==== Source information ====
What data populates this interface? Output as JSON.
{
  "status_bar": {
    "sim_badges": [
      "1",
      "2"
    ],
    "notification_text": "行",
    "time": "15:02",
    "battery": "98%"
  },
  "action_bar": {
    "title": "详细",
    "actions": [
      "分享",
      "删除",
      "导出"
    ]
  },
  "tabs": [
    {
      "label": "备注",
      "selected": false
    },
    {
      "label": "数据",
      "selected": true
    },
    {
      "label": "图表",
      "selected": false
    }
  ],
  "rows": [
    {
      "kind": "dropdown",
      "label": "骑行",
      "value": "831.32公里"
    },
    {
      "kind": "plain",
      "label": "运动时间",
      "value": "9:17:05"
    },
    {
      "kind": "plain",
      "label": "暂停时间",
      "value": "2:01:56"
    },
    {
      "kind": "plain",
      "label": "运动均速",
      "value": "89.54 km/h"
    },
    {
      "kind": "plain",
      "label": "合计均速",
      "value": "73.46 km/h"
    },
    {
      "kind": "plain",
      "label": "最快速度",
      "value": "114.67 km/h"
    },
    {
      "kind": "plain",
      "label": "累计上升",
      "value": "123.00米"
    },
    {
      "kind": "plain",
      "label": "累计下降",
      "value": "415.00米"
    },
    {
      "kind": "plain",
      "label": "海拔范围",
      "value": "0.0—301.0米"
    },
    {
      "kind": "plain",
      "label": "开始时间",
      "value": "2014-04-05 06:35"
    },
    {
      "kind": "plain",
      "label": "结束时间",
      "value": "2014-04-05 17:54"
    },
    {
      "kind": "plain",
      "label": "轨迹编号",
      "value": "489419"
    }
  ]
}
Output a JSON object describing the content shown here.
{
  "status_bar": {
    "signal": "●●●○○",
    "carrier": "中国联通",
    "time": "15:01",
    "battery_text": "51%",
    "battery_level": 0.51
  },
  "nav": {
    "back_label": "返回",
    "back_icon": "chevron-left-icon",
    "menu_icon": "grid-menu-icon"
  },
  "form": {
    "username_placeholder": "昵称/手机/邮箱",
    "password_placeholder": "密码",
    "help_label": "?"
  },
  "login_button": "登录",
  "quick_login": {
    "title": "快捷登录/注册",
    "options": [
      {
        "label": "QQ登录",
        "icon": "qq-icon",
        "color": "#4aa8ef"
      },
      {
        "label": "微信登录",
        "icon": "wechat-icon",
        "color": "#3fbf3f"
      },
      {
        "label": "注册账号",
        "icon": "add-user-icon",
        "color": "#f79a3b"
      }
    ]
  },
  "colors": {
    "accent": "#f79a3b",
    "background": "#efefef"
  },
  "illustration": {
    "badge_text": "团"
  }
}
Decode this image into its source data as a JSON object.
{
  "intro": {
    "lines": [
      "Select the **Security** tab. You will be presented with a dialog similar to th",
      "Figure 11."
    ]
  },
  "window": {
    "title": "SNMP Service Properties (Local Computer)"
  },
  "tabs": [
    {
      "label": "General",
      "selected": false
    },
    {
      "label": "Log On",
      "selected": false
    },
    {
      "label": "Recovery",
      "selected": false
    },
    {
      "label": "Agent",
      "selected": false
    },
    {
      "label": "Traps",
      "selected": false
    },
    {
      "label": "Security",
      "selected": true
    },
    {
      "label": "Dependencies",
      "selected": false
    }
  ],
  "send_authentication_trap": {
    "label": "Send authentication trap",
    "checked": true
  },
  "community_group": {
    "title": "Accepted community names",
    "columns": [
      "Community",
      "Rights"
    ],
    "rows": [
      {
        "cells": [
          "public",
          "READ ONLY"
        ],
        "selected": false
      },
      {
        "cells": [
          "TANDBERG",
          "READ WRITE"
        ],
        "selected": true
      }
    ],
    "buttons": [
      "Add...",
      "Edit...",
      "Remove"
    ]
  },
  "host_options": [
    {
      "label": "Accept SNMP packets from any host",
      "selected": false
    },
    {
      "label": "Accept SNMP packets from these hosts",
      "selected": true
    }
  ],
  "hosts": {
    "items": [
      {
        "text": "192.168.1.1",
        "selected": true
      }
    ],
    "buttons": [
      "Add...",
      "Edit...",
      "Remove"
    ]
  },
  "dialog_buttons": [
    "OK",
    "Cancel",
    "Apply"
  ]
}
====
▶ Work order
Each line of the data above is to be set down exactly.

▶ Answer for this exercise
What data populates this interface? Output as JSON.
{
  "status_bar": {
    "sim_badges": [
      "1",
      "2"
    ],
    "notification_text": "行",
    "time": "15:02",
    "battery": "98%"
  },
  "action_bar": {
    "title": "详细",
    "actions": [
      "分享",
      "删除",
      "导出"
    ]
  },
  "tabs": [
    {
      "label": "备注",
      "selected": false
    },
    {
      "label": "数据",
      "selected": true
    },
    {
      "label": "图表",
      "selected": false
    }
  ],
  "rows": [
    {
      "kind": "dropdown",
      "label": "骑行",
      "value": "831.32公里"
    },
    {
      "kind": "plain",
      "label": "运动时间",
      "value": "9:17:05"
    },
    {
      "kind": "plain",
      "label": "暂停时间",
      "value": "2:01:56"
    },
    {
      "kind": "plain",
      "label": "运动均速",
      "value": "89.54 km/h"
    },
    {
      "kind": "plain",
      "label": "合计均速",
      "value": "73.46 km/h"
    },
    {
      "kind": "plain",
      "label": "最快速度",
      "value": "114.67 km/h"
    },
    {
      "kind": "plain",
      "label": "累计上升",
      "value": "123.00米"
    },
    {
      "kind": "plain",
      "label": "累计下降",
      "value": "415.00米"
    },
    {
      "kind": "plain",
      "label": "海拔范围",
      "value": "0.0—301.0米"
    },
    {
      "kind": "plain",
      "label": "开始时间",
      "value": "2014-04-05 06:35"
    },
    {
      "kind": "plain",
      "label": "结束时间",
      "value": "2014-04-05 17:54"
    },
    {
      "kind": "plain",
      "label": "轨迹编号",
      "value": "489419"
    }
  ]
}
Output a JSON object describing the content shown here.
{
  "status_bar": {
    "signal": "●●●○○",
    "carrier": "中国联通",
    "time": "15:01",
    "battery_text": "51%",
    "battery_level": 0.51
  },
  "nav": {
    "back_label": "返回",
    "back_icon": "chevron-left-icon",
    "menu_icon": "grid-menu-icon"
  },
  "form": {
    "username_placeholder": "昵称/手机/邮箱",
    "password_placeholder": "密码",
    "help_label": "?"
  },
  "login_button": "登录",
  "quick_login": {
    "title": "快捷登录/注册",
    "options": [
      {
        "label": "QQ登录",
        "icon": "qq-icon",
        "color": "#4aa8ef"
      },
      {
        "label": "微信登录",
        "icon": "wechat-icon",
        "color": "#3fbf3f"
      },
      {
        "label": "注册账号",
        "icon": "add-user-icon",
        "color": "#f79a3b"
      }
    ]
  },
  "colors": {
    "accent": "#f79a3b",
    "background": "#efefef"
  },
  "illustration": {
    "badge_text": "团"
  }
}
Decode this image into its source data as a JSON object.
{
  "intro": {
    "lines": [
      "Select the **Security** tab. You will be presented with a dialog similar to th",
      "Figure 11."
    ]
  },
  "window": {
    "title": "SNMP Service Properties (Local Computer)"
  },
  "tabs": [
    {
      "label": "General",
      "selected": false
    },
    {
      "label": "Log On",
      "selected": false
    },
    {
      "label": "Recovery",
      "selected": false
    },
    {
      "label": "Agent",
      "selected": false
    },
    {
      "label": "Traps",
      "selected": false
    },
    {
      "label": "Security",
      "selected": true
    },
    {
      "label": "Dependencies",
      "selected": false
    }
  ],
  "send_authentication_trap": {
    "label": "Send authentication trap",
    "checked": true
  },
  "community_group": {
    "title": "Accepted community names",
    "columns": [
      "Community",
      "Rights"
    ],
    "rows": [
      {
        "cells": [
          "public",
          "READ ONLY"
        ],
        "selected": false
      },
      {
        "cells": [
          "TANDBERG",
          "READ WRITE"
        ],
        "selected": true
      }
    ],
    "buttons": [
      "Add...",
      "Edit...",
      "Remove"
    ]
  },
  "host_options": [
    {
      "label": "Accept SNMP packets from any host",
      "selected": false
    },
    {
      "label": "Accept SNMP packets from these hosts",
      "selected": true
    }
  ],
  "hosts": {
    "items": [
      {
        "text": "192.168.1.1",
        "selected": true
      }
    ],
    "buttons": [
      "Add...",
      "Edit...",
      "Remove"
    ]
  },
  "dialog_buttons": [
    "OK",
    "Cancel",
    "Apply"
  ]
}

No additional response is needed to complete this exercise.